Led by Kenneth E. Thorpe, PhD, Robert W. Woodruff professor and chair of the Department of Health Policy and Management, the research team believes that maintaining the use of cost-effective prescription medications could require lower cost sharing for patients with chronic conditions than what is currently found in the Marketplaces.
“For all chronic conditions, individual out-of-pocket spending on drugs would rise if patients switched from an employer-sponsored plan to a silver plan,” explains Thorpe. “Total drug cost averages among patients with any one of the ten chronic conditions studied are predicted to rise 105 percent, from $304 to $621 annually. Patients in all of the chronic condition groups would see an increase in out-of-pocket drug spending while patients with hypertension, cancer, arthritis, dyslipidemia, or a pulmonary disorder could expect to approximately double. This results in the poorest health outcomes for patients with one or more chronic condition and in turn, an increase in medical care.”
The report also highlights the need for a value-based health insurance benefit and cost sharing design emphasis to reduce cost sharing in situations where medical treatment is critical for maintaining health in clinically indicated services.

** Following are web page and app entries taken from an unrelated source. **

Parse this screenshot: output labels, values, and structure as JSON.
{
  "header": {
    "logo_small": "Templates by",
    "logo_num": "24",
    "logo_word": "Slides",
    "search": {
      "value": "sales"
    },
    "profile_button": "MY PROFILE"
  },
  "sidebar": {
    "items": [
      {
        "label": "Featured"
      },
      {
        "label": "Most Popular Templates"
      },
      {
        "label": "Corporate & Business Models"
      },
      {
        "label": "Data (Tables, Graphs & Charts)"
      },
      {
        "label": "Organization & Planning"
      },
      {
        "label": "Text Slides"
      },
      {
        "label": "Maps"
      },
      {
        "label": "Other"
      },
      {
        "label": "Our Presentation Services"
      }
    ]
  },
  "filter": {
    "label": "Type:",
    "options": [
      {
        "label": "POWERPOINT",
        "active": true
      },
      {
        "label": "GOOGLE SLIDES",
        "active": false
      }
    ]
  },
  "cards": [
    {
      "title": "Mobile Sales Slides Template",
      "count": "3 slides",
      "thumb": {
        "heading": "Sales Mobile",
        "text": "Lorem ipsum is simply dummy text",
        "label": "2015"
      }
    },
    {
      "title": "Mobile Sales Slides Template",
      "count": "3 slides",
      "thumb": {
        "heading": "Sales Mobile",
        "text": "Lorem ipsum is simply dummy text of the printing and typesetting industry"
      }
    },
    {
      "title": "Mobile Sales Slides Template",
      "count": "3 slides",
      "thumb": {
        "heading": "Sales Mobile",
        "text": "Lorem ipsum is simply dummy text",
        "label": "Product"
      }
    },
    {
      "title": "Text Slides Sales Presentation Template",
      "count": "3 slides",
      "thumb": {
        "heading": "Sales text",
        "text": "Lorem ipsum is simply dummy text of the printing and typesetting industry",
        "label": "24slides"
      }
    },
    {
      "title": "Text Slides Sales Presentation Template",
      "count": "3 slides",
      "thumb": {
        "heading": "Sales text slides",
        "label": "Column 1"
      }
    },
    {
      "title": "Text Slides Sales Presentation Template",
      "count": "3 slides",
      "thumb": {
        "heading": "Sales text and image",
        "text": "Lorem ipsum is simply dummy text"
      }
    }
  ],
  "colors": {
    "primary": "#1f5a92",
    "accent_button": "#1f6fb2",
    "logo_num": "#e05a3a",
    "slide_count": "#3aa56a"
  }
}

Thorpe notes, “Designing cost sharing in health plans that both addresses the moral hazard challenge and encourages the use of clinically recommended services through low or no cost sharing for patients with chronic conditions should be an important health insurance priority.”